Monday Night Football will have a new home in 2006, but the faces on the telecast team will be familar to prime-time football.
Al Michaels is staying with Monday Night Football when it moves from ABC to ESPN for the 2006 NFL season, parting with John Madden after four seasons in the booth together.
Michaels, who will also appear on ESPN's Sunday NFL Countdown, NFL PrimeTime and SportsCenter, will be joined by analyst Joe Theisman in the booth, with Suzy Kolber and Michelle Tafoya reporting from the sidelines.
"Monday Night Football and ESPN are the two biggest game changers in our industry in the last 30 years, and we have assembled a talent and production team that will reflect that," ESPN President George Bodenheimer said in the statement. "This team is a true collaboration of ESPN and ABC Sports, and clearly demonstrates the strength and promise of what our company can deliver."
Michaels has been the play-by-play man on Monday Night Football since 1986, the last three with Madden as analyst. After this season, Madden is moving to NBC, which is taking over the Sunday night time slot in 2006 for what the NFL considers its main prime-time package.

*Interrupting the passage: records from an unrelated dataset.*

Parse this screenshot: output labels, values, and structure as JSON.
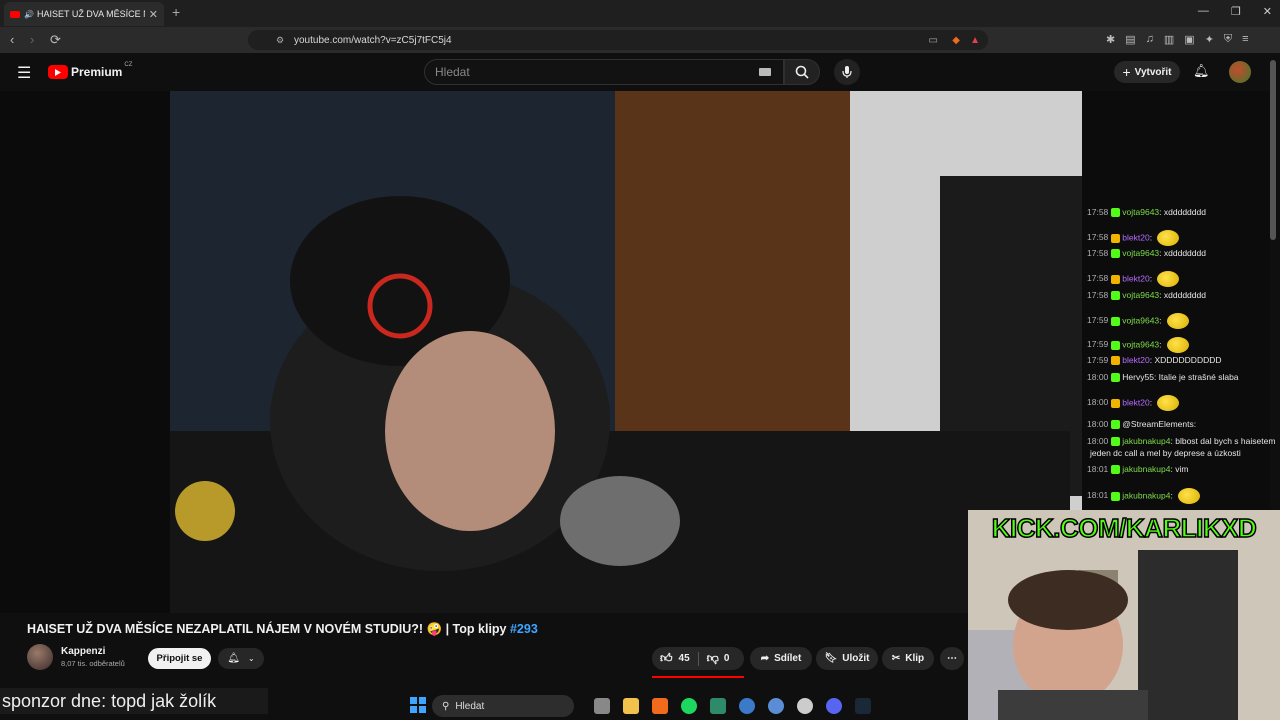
{
  "browser": {
    "tab_title": "HAISET UŽ DVA MĚSÍCE NEZAPLATIL",
    "url": "youtube.com/watch?v=zC5j7tFC5j4"
  },
  "youtube": {
    "logo_text": "Premium",
    "logo_sup": "CZ",
    "search_placeholder": "Hledat",
    "create_label": "Vytvořit"
  },
  "chat": [
    {
      "time": "17:58",
      "user": "vojta9643",
      "color": "green",
      "msg": "xdddddddd"
    },
    {
      "time": "17:58",
      "user": "blekt20",
      "color": "purple",
      "msg": "",
      "emote": true
    },
    {
      "time": "17:58",
      "user": "vojta9643",
      "color": "green",
      "msg": "xdddddddd"
    },
    {
      "time": "17:58",
      "user": "blekt20",
      "color": "purple",
      "msg": "",
      "emote": true
    },
    {
      "time": "17:58",
      "user": "vojta9643",
      "color": "green",
      "msg": "xdddddddd"
    },
    {
      "time": "17:59",
      "user": "vojta9643",
      "color": "green",
      "msg": "",
      "emote": true
    },
    {
      "time": "17:59",
      "user": "vojta9643",
      "color": "green",
      "msg": "",
      "emote": true
    },
    {
      "time": "17:59",
      "user": "blekt20",
      "color": "purple",
      "msg": "XDDDDDDDDDD"
    },
    {
      "time": "18:00",
      "user": "Hervy55",
      "color": "white",
      "msg": "Italie je strašné slaba"
    },
    {
      "time": "18:00",
      "user": "blekt20",
      "color": "purple",
      "msg": "",
      "emote": true
    },
    {
      "time": "18:00",
      "user": "@StreamElements",
      "color": "white",
      "msg": ""
    },
    {
      "time": "18:00",
      "user": "jakubnakup4",
      "color": "green",
      "msg": "blbost dal bych s haisetem"
    },
    {
      "time": "",
      "user": "",
      "color": "white",
      "msg": "jeden dc call a mel by deprese a úzkosti"
    },
    {
      "time": "18:01",
      "user": "jakubnakup4",
      "color": "green",
      "msg": "vim"
    },
    {
      "time": "18:01",
      "user": "jakubnakup4",
      "color": "green",
      "msg": "",
      "emote": true
    }
  ],
  "overlay": {
    "kick_banner": "KICK.COM/KARLIKXD",
    "sponsor": "sponzor dne: topd jak žolík"
  },
  "video": {
    "title_main": "HAISET UŽ DVA MĚSÍCE NEZAPLATIL NÁJEM V NOVÉM STUDIU?! 🤪 | Top klipy",
    "title_hash": "#293",
    "channel_name": "Kappenzi",
    "subscribers": "8,07 tis. odběratelů",
    "join_label": "Připojit se",
    "likes": "45",
    "dislikes": "0",
    "share_label": "Sdílet",
    "save_label": "Uložit",
    "clip_label": "Klip"
  },
  "taskbar": {
    "search_label": "Hledat"
  }
}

"I feel like I'm a creature of Monday night. I'm home and I'm staying home," said Michaels, who had been heavily pursued by NBC, but said he wanted to stay where he has worked for 29 years -- ABC and ESPN are both owned by the Disney Co.
"The three words 'Monday Night Football' resonate like no other," he said during a news conference Tuesday to announce the lineup.

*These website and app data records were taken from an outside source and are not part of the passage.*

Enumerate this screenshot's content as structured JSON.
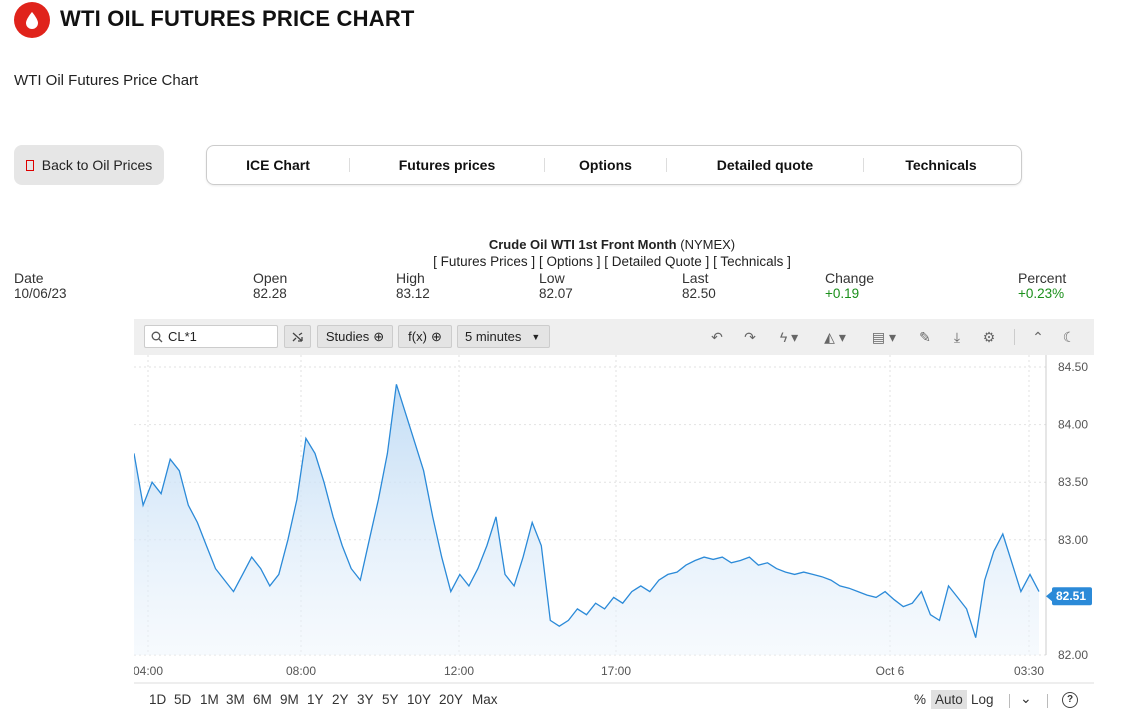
{
  "header": {
    "title": "WTI OIL FUTURES PRICE CHART",
    "subtitle": "WTI Oil Futures Price Chart",
    "logo_icon": "oil-drop-icon",
    "brand_color": "#e0231b"
  },
  "back_button": {
    "label": "Back to Oil Prices"
  },
  "tabs": [
    {
      "label": "ICE Chart"
    },
    {
      "label": "Futures prices"
    },
    {
      "label": "Options"
    },
    {
      "label": "Detailed quote"
    },
    {
      "label": "Technicals"
    }
  ],
  "quote": {
    "instrument": "Crude Oil WTI 1st Front Month",
    "exchange": "(NYMEX)",
    "links": [
      "[ Futures Prices ]",
      "[ Options ]",
      "[ Detailed Quote ]",
      "[ Technicals ]"
    ],
    "columns": [
      {
        "label": "Date",
        "value": "10/06/23"
      },
      {
        "label": "Open",
        "value": "82.28"
      },
      {
        "label": "High",
        "value": "83.12"
      },
      {
        "label": "Low",
        "value": "82.07"
      },
      {
        "label": "Last",
        "value": "82.50"
      },
      {
        "label": "Change",
        "value": "+0.19"
      },
      {
        "label": "Percent",
        "value": "+0.23%"
      }
    ]
  },
  "toolbar": {
    "symbol": "CL*1",
    "studies_label": "Studies",
    "fx_label": "f(x)",
    "interval_label": "5 minutes",
    "icons": [
      "undo-icon",
      "redo-icon",
      "lightning-icon",
      "chart-type-icon",
      "layout-icon",
      "pencil-icon",
      "download-icon",
      "gear-icon",
      "collapse-icon",
      "dark-mode-icon"
    ]
  },
  "chart_data": {
    "type": "area",
    "current_price": "82.51",
    "accent_color": "#2b8ad8",
    "ylim": [
      82.0,
      84.5
    ],
    "y_ticks": [
      "84.50",
      "84.00",
      "83.50",
      "83.00",
      "82.00"
    ],
    "x_ticks": [
      "04:00",
      "08:00",
      "12:00",
      "17:00",
      "Oct 6",
      "03:30"
    ],
    "grid": true,
    "values": [
      83.75,
      83.3,
      83.5,
      83.4,
      83.7,
      83.6,
      83.3,
      83.15,
      82.95,
      82.75,
      82.65,
      82.55,
      82.7,
      82.85,
      82.75,
      82.6,
      82.7,
      83.0,
      83.35,
      83.88,
      83.75,
      83.5,
      83.2,
      82.95,
      82.75,
      82.65,
      83.0,
      83.35,
      83.75,
      84.35,
      84.1,
      83.85,
      83.6,
      83.2,
      82.85,
      82.55,
      82.7,
      82.6,
      82.75,
      82.95,
      83.2,
      82.7,
      82.6,
      82.85,
      83.15,
      82.95,
      82.3,
      82.25,
      82.3,
      82.4,
      82.35,
      82.45,
      82.4,
      82.5,
      82.45,
      82.55,
      82.6,
      82.55,
      82.65,
      82.7,
      82.72,
      82.78,
      82.82,
      82.85,
      82.83,
      82.85,
      82.8,
      82.82,
      82.85,
      82.78,
      82.8,
      82.75,
      82.72,
      82.7,
      82.72,
      82.7,
      82.68,
      82.65,
      82.6,
      82.58,
      82.55,
      82.52,
      82.5,
      82.55,
      82.48,
      82.42,
      82.45,
      82.55,
      82.35,
      82.3,
      82.6,
      82.5,
      82.4,
      82.15,
      82.65,
      82.9,
      83.05,
      82.8,
      82.55,
      82.7,
      82.55
    ]
  },
  "range_bar": {
    "ranges": [
      "1D",
      "5D",
      "1M",
      "3M",
      "6M",
      "9M",
      "1Y",
      "2Y",
      "3Y",
      "5Y",
      "10Y",
      "20Y",
      "Max"
    ],
    "scale_options": [
      "%",
      "Auto",
      "Log"
    ]
  }
}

Theisman, who led the Redskins to victory as quarterback in Super Bowl XVII, has been an NFL analyst for ESPN's Sunday Night Football since 1988. He had teamed with play-by-play man Mike Patrick and Paul Maguire on ABC's Sunday night games.

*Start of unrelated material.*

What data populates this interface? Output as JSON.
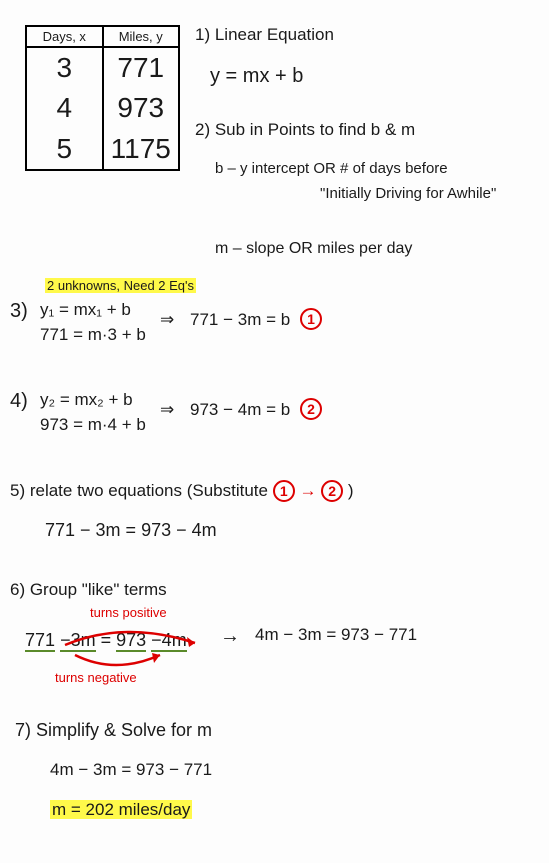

Kolber as been a sideline reporter for ESPN's Sunday Night Football since 2001. Tafoya, who joined ESPN in 2000, was named the sideline reporter for ABC Sports' Monday Night Football prior to last season.
"This NFL team will be unsurpassed," said Mark Shapiro, ESPN Executive Vice President, Programming and Production. "ESPN and ABC Sports NFL coverage has won the last two Sports Emmys for live event series, and this team positions us to take game coverage to an even higher level."
Shapiro said Maguire and Patrick are both expected to stay with ESPN. He said Maguire will be part of a two-hour Monday night pregame show to be hosted by Chris Berman, who has hosted the network's Sunday night "NFL Primetime."
In April, ESPN and the NFL reached an eight-year agreement to move the Monday night broadcasts to ESPN beginning with the 2006 season, concluding MNF's 36-year run on ABC after this upcoming season.
NBC, which had been without NFL football since losing its contract to CBS in 1997, announced Tuesday that Bob Costas will host its Sunday night pregame show